\documentclass[border=10pt]{standalone}
\usepackage{forest}
\usetikzlibrary{arrows.meta}
\begin{document}
\forestset{
  dot tree/.style={
    /tikz/>=Latex,
    for tree={
      inner sep=1pt,
      fill,
      draw,
      circle,
      calign angle=45,
      calign=fixed edge angles,
    },
    baseline,
    before computing xy={
      where n children>=4{
        tempcounta/.option=n children,
        tempdima/.option=!1.s,
        tempdimb/.option=!l.s,
        tempdimb-/.register=tempdima,
        tempdimc/.process={RRw2+P {tempcounta}{tempdimb}{##2/(##1-1)}},
        for children={
          if={>On>OR<&{n}{1}{n}{tempcounta}}{
            s/.register=tempdima,
            s+/.process={ORw2+P  {n} {tempdimc} {(##1-1)*##2} }
          }{},
        },
      }{},
    },
  },
  dot tree spread/.style={
    dot tree,
    for tree={fit=rectangle},
  },
  add arrow/.style={
    tikz+={
      \draw [thick, blue!15!gray]  (current bounding box.east) ++(2.5mm,0) edge [->] ++(10mm,0) ++(2.5mm,0) coordinate (o);
    }
  }
}
\begin{forest}
  dot tree spread,
  add arrow,
  [[[][]][][[[][][]]][]]
\end{forest}
\begin{forest}
  dot tree spread,
  add arrow,
  where level=0{!1.no edge, coordinate}{
    if n=1{}{
      edge path'={(!p) -- ()},
    },
  },
  [[[][]][][[[][][]]][]]
\end{forest}
\begin{forest}
  dot tree,
  where n children=0{
    before computing xy={l*=.5, s*=.5},
    edge+={densely dashed},
  }{},
  [[[][[][]]][[][[[][]][[[][[][[][]]]][]]]]]
\end{forest}
\end{document}
| improve this answer | |

Your Answer

By clicking “Post Your Answer”, you agree to our terms of service, privacy policy and cookie policy

Not the answer you're looking for?

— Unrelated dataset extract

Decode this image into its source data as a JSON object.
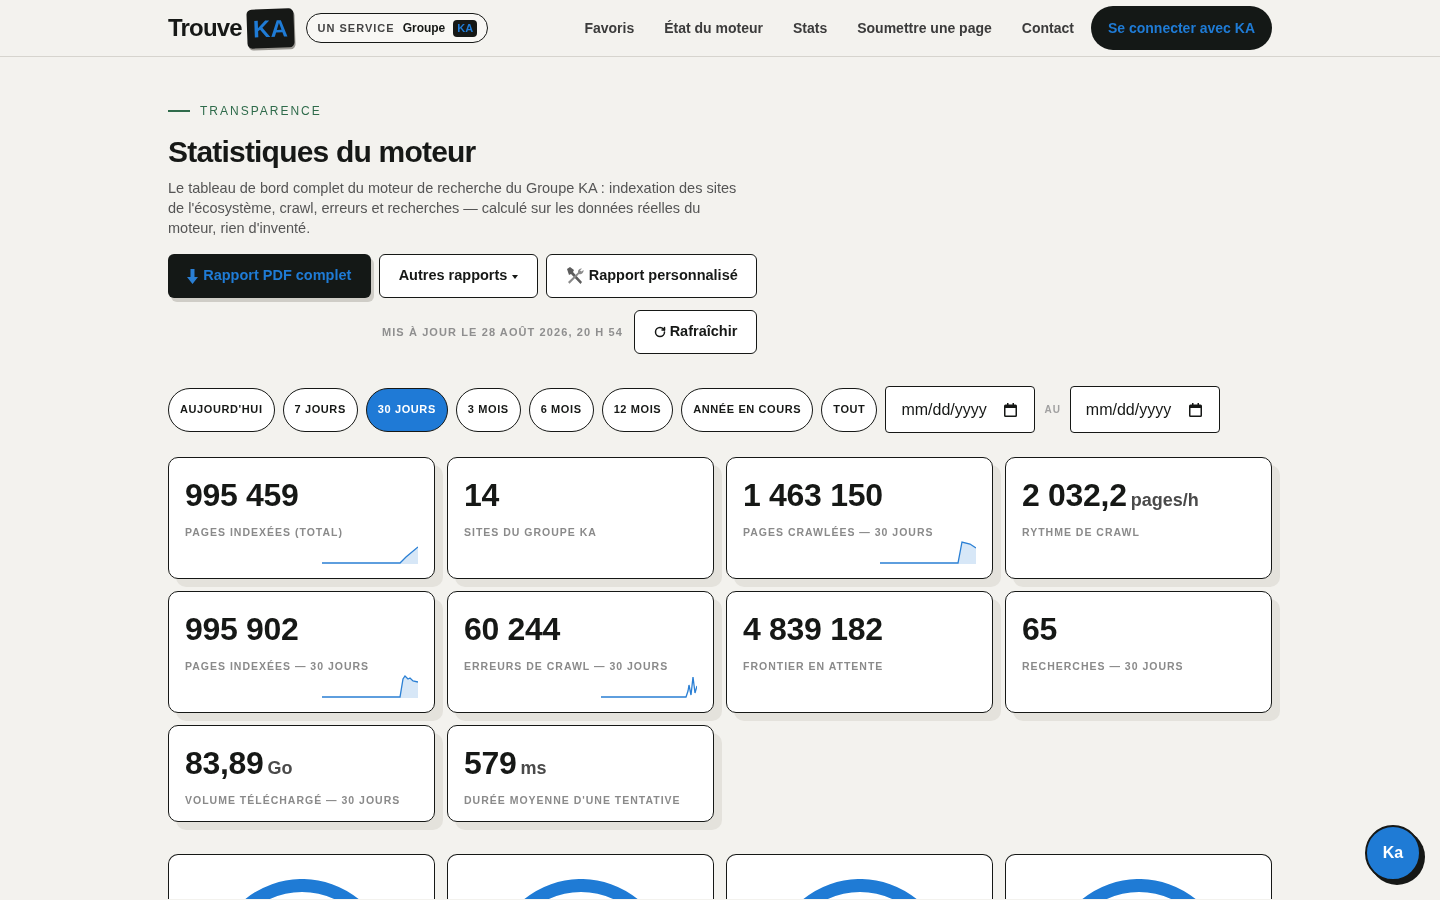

Browse other questions tagged or ask your own question.